Cole: Being familiar with your power Parthenon, I had always looked at it as amplification in the best case. There is always the chance that the laws or economy can change our ability to market in different capacities. So, the power Parthenon at its best is amplification for a business, but even at its worst it is marketing diversification. Just as you would not want to

keep all of your investments in the same stock in the case of a downturn in the market, the same can be said for marketing strategies.

Abraham: I can say with certainty that almost any business owner will work harder for their business to keep being more profitable, but can they figure out how to make a business work harder for them? Most of your clients have a lot of leverage in that one transaction will cost the same as ten transactions. The key is to figure out those tactics that will get maximum yield from each opportunity. Once they identify all of the opportunities, they can become leverage machines and get a lot more clients/revenue/sales from the same fixed staff and work. That is my job: to show them how to get a business to work harder for them.

Cole: Over your 30+ years of experience which has led to you being a marketing guru and golden standard within our industry, what one personal belief would you credit to your professional success?

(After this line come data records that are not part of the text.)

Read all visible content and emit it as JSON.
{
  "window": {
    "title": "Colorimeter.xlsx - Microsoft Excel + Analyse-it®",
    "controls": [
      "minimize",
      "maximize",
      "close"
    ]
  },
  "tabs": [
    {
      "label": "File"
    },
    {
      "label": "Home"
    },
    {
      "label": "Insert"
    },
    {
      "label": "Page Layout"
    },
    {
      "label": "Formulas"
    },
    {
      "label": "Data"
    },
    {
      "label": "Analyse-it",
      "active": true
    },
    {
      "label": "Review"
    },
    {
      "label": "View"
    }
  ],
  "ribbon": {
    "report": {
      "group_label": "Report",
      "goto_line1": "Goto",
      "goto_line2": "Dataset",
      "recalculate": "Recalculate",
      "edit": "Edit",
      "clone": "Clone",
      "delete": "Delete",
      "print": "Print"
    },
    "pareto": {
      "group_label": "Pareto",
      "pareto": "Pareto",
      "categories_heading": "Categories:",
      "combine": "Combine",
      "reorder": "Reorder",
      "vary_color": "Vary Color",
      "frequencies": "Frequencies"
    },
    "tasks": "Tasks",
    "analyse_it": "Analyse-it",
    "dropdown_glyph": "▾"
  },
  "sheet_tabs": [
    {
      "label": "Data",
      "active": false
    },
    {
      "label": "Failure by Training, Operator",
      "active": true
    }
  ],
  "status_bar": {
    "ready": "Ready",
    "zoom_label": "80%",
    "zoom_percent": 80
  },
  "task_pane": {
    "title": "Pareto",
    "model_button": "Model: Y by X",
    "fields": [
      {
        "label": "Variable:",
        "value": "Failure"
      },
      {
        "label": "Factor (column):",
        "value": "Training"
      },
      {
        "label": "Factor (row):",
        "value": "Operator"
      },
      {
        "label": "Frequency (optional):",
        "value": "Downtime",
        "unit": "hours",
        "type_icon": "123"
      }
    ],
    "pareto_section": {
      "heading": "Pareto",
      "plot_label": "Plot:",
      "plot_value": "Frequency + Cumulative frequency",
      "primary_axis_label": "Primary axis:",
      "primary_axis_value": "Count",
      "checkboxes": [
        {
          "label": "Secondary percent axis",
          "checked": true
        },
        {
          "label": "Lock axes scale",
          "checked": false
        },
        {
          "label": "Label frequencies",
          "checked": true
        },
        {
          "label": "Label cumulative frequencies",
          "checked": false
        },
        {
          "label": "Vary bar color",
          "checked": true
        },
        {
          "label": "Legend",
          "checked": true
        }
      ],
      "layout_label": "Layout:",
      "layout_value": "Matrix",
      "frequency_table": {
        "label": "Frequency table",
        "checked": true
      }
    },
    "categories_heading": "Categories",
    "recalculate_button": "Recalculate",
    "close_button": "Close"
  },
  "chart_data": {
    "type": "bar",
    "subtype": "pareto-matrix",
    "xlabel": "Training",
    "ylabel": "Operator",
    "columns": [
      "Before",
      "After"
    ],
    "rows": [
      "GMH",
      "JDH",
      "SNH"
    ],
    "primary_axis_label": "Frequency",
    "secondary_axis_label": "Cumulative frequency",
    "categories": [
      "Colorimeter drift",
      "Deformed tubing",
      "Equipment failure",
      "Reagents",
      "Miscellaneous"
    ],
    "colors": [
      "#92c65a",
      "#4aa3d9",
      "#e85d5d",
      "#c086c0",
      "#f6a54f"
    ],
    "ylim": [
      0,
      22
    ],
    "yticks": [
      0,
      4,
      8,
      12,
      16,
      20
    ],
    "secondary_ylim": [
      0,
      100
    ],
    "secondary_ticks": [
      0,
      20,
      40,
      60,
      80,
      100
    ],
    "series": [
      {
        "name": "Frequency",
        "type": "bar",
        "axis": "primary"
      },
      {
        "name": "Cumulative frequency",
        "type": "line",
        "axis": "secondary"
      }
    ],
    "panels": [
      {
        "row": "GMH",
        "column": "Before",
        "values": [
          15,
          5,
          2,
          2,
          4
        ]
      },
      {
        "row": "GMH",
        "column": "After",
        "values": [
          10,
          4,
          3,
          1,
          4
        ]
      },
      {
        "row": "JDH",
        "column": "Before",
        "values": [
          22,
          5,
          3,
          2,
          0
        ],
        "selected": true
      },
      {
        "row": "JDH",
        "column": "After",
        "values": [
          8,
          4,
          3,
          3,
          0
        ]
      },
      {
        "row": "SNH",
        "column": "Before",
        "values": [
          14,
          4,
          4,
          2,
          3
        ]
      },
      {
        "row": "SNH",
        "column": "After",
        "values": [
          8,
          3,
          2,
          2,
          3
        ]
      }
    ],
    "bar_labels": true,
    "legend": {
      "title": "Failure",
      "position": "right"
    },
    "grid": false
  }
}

Abraham: I would say that it has been my unique understanding of what is possible. I came in constantly examining how many more powerful/profitable/impactful ways were available and how much more could be gained. I also have always felt that it was my job to find deserving companies who made their clients’ life or situation better through their services, and that it would be a disservice to not help them.

Additionally, I consider myself an advocate for a market that deserved to be served better by companies that cared more about it. Most people go into business for the wrong reasons; some do it for money, power, or the illusion of success, but I fell in love with serving clients and the people they served. This has been a powerful and preemptive difference in viewpoint and business that drove my work and ability to serve my clients.

We would like to thank Jay Abraham for sitting down with us and answering our questions. If you would like to learn more about Jay Abraham and his marketing wisdom, then email Eric at to receive details on a special offer for recruiting and staffing solutions.

Quote 1: There is one question that a business should always be asking: what is the whole purpose of this business?

Quote 2: If you are producing a good product, then people will be satisfied; but, if you also show respect and provide security to you clients, then you will really stand out.